The entries should be given again so that each one matches the original exactly.

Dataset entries
· · · · · · ·

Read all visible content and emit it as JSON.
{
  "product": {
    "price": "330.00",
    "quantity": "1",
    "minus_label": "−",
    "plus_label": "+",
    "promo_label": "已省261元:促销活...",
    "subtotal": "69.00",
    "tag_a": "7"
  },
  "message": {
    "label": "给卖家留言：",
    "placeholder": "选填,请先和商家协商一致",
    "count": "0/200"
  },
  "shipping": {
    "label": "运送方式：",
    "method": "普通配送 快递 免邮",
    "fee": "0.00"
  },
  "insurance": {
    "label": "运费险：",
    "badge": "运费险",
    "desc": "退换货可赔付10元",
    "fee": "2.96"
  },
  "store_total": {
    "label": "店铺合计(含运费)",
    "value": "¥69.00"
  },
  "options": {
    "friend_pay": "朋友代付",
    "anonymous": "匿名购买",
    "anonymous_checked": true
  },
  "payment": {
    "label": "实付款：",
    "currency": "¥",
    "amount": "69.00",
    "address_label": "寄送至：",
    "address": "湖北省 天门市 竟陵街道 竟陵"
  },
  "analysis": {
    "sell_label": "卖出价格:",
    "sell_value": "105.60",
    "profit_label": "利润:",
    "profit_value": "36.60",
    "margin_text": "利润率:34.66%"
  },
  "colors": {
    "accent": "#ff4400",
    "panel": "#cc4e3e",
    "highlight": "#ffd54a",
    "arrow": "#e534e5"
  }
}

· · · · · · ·

The completed task
Read all visible content and emit it as JSON.
{
  "product": {
    "price": "330.00",
    "quantity": "1",
    "minus_label": "−",
    "plus_label": "+",
    "promo_label": "已省261元:促销活...",
    "subtotal": "69.00",
    "tag_a": "7"
  },
  "message": {
    "label": "给卖家留言：",
    "placeholder": "选填,请先和商家协商一致",
    "count": "0/200"
  },
  "shipping": {
    "label": "运送方式：",
    "method": "普通配送 快递 免邮",
    "fee": "0.00"
  },
  "insurance": {
    "label": "运费险：",
    "badge": "运费险",
    "desc": "退换货可赔付10元",
    "fee": "2.96"
  },
  "store_total": {
    "label": "店铺合计(含运费)",
    "value": "¥69.00"
  },
  "options": {
    "friend_pay": "朋友代付",
    "anonymous": "匿名购买",
    "anonymous_checked": true
  },
  "payment": {
    "label": "实付款：",
    "currency": "¥",
    "amount": "69.00",
    "address_label": "寄送至：",
    "address": "湖北省 天门市 竟陵街道 竟陵"
  },
  "analysis": {
    "sell_label": "卖出价格:",
    "sell_value": "105.60",
    "profit_label": "利润:",
    "profit_value": "36.60",
    "margin_text": "利润率:34.66%"
  },
  "colors": {
    "accent": "#ff4400",
    "panel": "#cc4e3e",
    "highlight": "#ffd54a",
    "arrow": "#e534e5"
  }
}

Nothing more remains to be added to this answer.